21 October 2013
Swanswell’s welcoming calls encouraging parents to have informed conversations with their children about alcohol, as new research finds almost half of 10 to 14 year olds have seen their parents drunk.
The national recovery charity, which wants to achieve a society free from problem alcohol and drug use, is responding to the results of an ICM poll for Drinkaware involving 1,000 parents and children.
According to the survey, 42% of parents said their child had seen them or their partner drunk. While 46% of 10 to 14 year olds said they’d seen their parents drunk, 29% said they’d seen it on more than one occasion.
It also found that almost three quarters (72%) of parents said they felt very confident talking to their children about alcohol and 75% felt they were best placed to do so.
Swanswell shares Drinkaware’s concerns that parents could be sending mixed messages to children about responsible drinking, and believes better alcohol education and clearer information is key to helping inform parents about their own attitudes to alcohol.
Debbie Bannigan, Swanswell’s Chief Executive, said: ‘The results of this survey don’t come as a surprise but should act as a wake-up call for parents because their attitudes towards alcohol could influence those of their children later down the line.
‘If a child is regularly seeing their parents drinking to excess or drunk, it sends out the message that it’s the acceptable norm, and it increases the chances of them doing it when they’re older.
‘So it’s vital that parents have access to clear information about the harms of alcohol to make informed decisions about their own drinking, and to help them consider the impact it could have on their children’s attitudes to alcohol.
‘It will also help parents prepare for conversations with their children about alcohol use by providing them with the knowledge to confidently and accurately answer any questions that might come up.
‘Ultimately though, tackling alcohol misuse is not something any government, organisation or individual can do on their own – we all have a part to play.’
Last month, Swanswell presented a fringe event called ‘The £21 billion drink: solving society’s alcohol problem’ at the Labour and Conservative Party Conferences, which looked at the cost of problem alcohol use to society and the need for clearer information.
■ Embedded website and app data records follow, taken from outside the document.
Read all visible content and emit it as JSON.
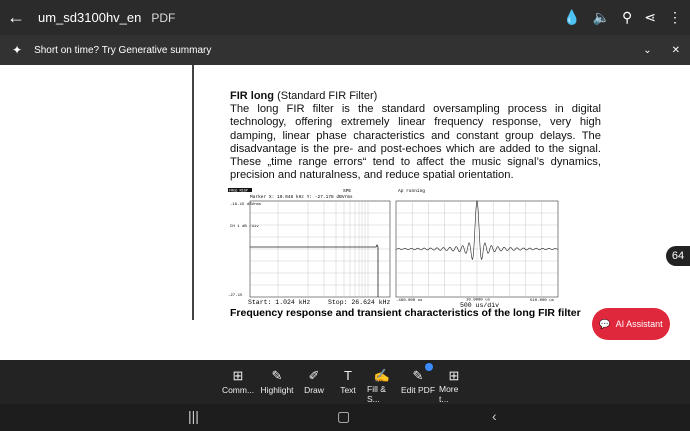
{
  "topbar": {
    "title": "um_sd3100hv_en",
    "type": "PDF"
  },
  "summary": {
    "text": "Short on time? Try Generative summary"
  },
  "doc": {
    "heading": "FIR long",
    "heading_sub": "(Standard FIR Filter)",
    "body": "The long FIR filter is the standard oversampling process in digital technology, offering extremely linear frequency response, very high damping, linear phase characteristics and constant group delays. The disadvantage is the pre- and post-echoes which are added to the signal. These „time range errors“ tend to affect the music signal’s dynamics, precision and naturalness, and reduce spatial orientation.",
    "caption": "Frequency response and transient characteristics of the long FIR filter",
    "fig1": {
      "tag": "FREQ RESP",
      "top": "SPE",
      "marker": "Marker X: 10.048 kHz    Y: -27.178 dBVrms",
      "ytop": "-19.15 dBVrms",
      "yscale": "CH 1 dB /div",
      "ybot": "-27.15",
      "start": "Start: 1.024 kHz",
      "stop": "Stop: 26.624 kHz"
    },
    "fig2": {
      "top": "Ap  running",
      "xl": "-490.000 us",
      "xm": "10.0000 us",
      "xdiv": "500  us/div",
      "xr": "510.000 us"
    }
  },
  "page_number": "64",
  "ai_button": "AI Assistant",
  "toolbar": [
    "Comm...",
    "Highlight",
    "Draw",
    "Text",
    "Fill & S...",
    "Edit PDF",
    "More t..."
  ]
}
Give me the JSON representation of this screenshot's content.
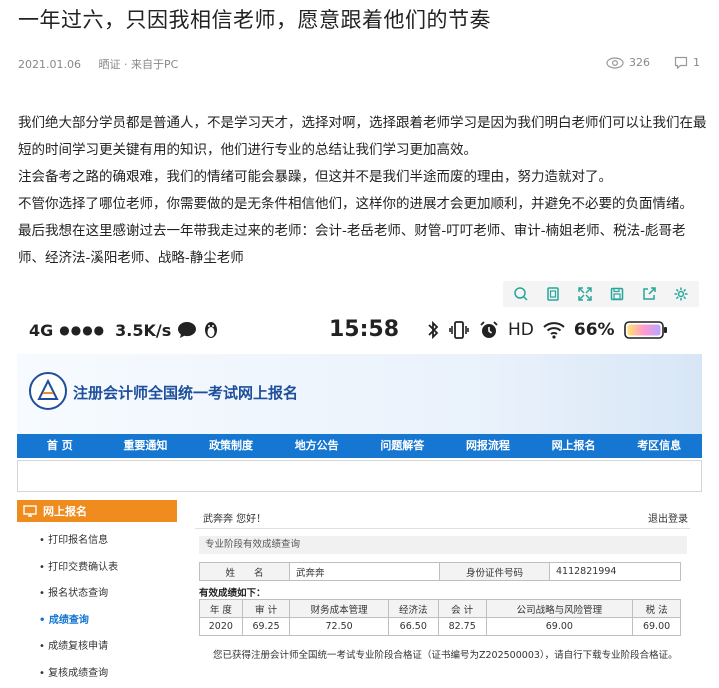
{
  "article": {
    "title": "一年过六，只因我相信老师，愿意跟着他们的节奏",
    "date": "2021.01.06",
    "author_source": "晒证 · 来自于PC",
    "views": "326",
    "comments": "1",
    "paragraphs": [
      "我们绝大部分学员都是普通人，不是学习天才，选择对啊，选择跟着老师学习是因为我们明白老师们可以让我们在最短的时间学习更关键有用的知识，他们进行专业的总结让我们学习更加高效。",
      "注会备考之路的确艰难，我们的情绪可能会暴躁，但这并不是我们半途而废的理由，努力造就对了。",
      "不管你选择了哪位老师，你需要做的是无条件相信他们，这样你的进展才会更加顺利，并避免不必要的负面情绪。",
      "最后我想在这里感谢过去一年带我走过来的老师：会计-老岳老师、财管-叮叮老师、审计-楠姐老师、税法-彪哥老师、经济法-溪阳老师、战略-静尘老师"
    ]
  },
  "toolbar": {
    "icons": [
      "search-icon",
      "copy-icon",
      "expand-icon",
      "save-icon",
      "share-icon",
      "settings-icon"
    ]
  },
  "screenshot": {
    "statusbar": {
      "network": "4G",
      "signal_dots": "●●●●",
      "speed": "3.5K/s",
      "time": "15:58",
      "hd": "HD",
      "battery": "66%"
    },
    "site_title": "注册会计师全国统一考试网上报名",
    "nav": [
      "首 页",
      "重要通知",
      "政策制度",
      "地方公告",
      "问题解答",
      "网报流程",
      "网上报名",
      "考区信息"
    ],
    "sidebar": {
      "header": "网上报名",
      "items": [
        "• 打印报名信息",
        "• 打印交费确认表",
        "• 报名状态查询",
        "• 成绩查询",
        "• 成绩复核申请",
        "• 复核成绩查询"
      ],
      "active_index": 3
    },
    "main": {
      "greeting": "武奔奔 您好！",
      "logout": "退出登录",
      "section_title": "专业阶段有效成绩查询",
      "name_label": "姓　　名",
      "name_value": "武奔奔",
      "id_label": "身份证件号码",
      "id_value": "4112821994",
      "effective_label": "有效成绩如下：",
      "score_headers": [
        "年 度",
        "审 计",
        "财务成本管理",
        "经济法",
        "会 计",
        "公司战略与风险管理",
        "税 法"
      ],
      "score_row": [
        "2020",
        "69.25",
        "72.50",
        "66.50",
        "82.75",
        "69.00",
        "69.00"
      ],
      "notice": "您已获得注册会计师全国统一考试专业阶段合格证（证书编号为Z202500003），请自行下载专业阶段合格证。"
    }
  },
  "colors": {
    "nav_blue": "#1677d2",
    "sidebar_orange": "#f08b1d",
    "logo_blue": "#1e4f9c"
  }
}
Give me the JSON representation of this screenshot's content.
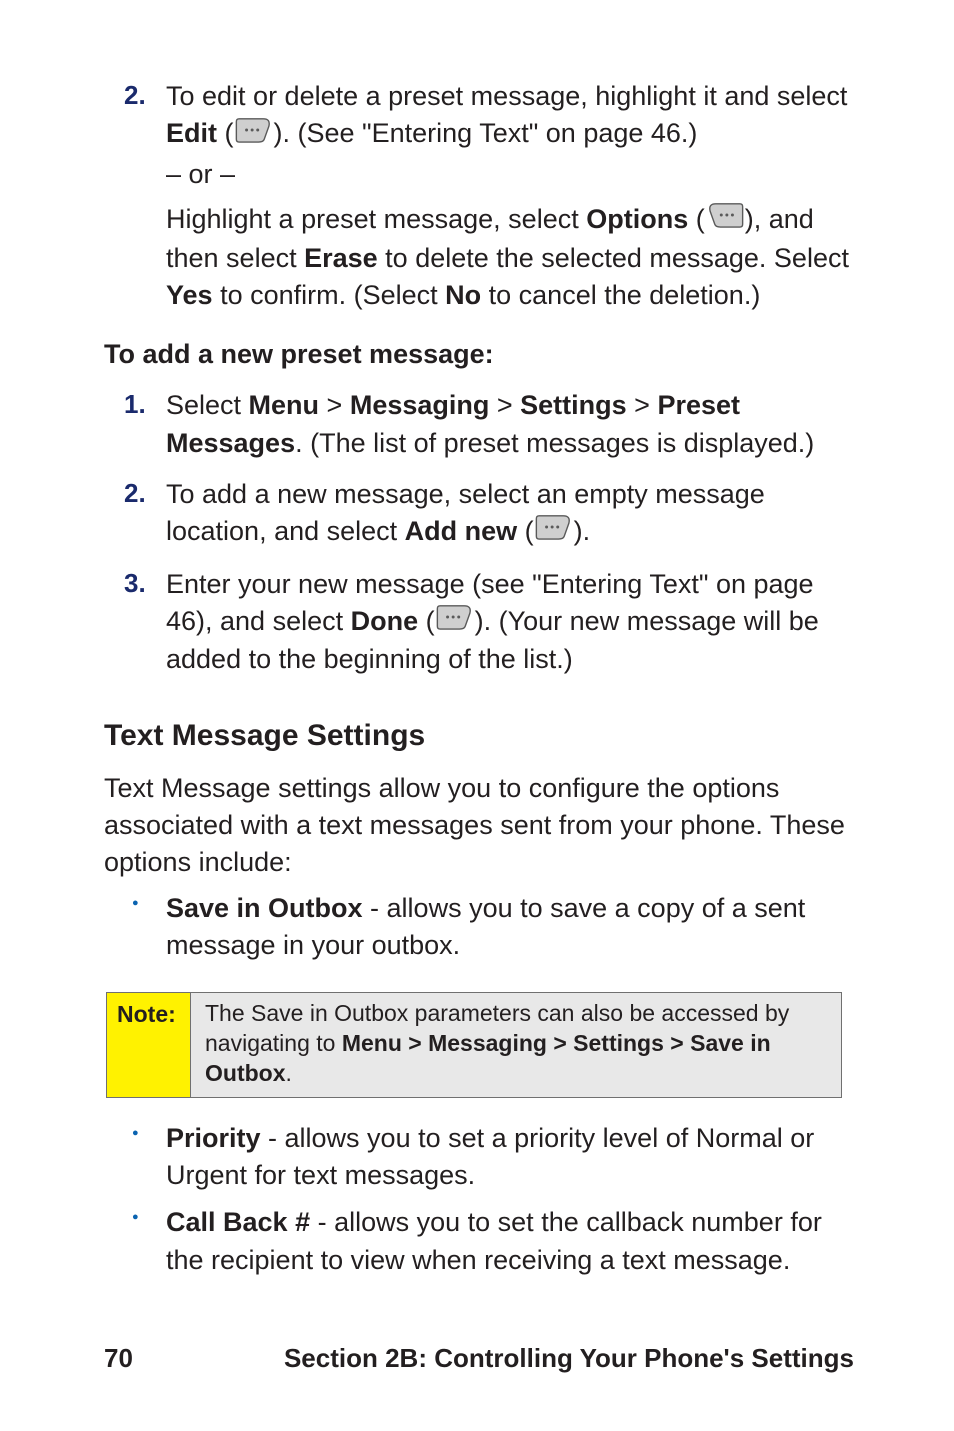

Swanswell encouraged decision-makers to take another look at alcohol messaging and built a case for better education in schools, compulsory questions in the driving theory test and clear information at the point of sale.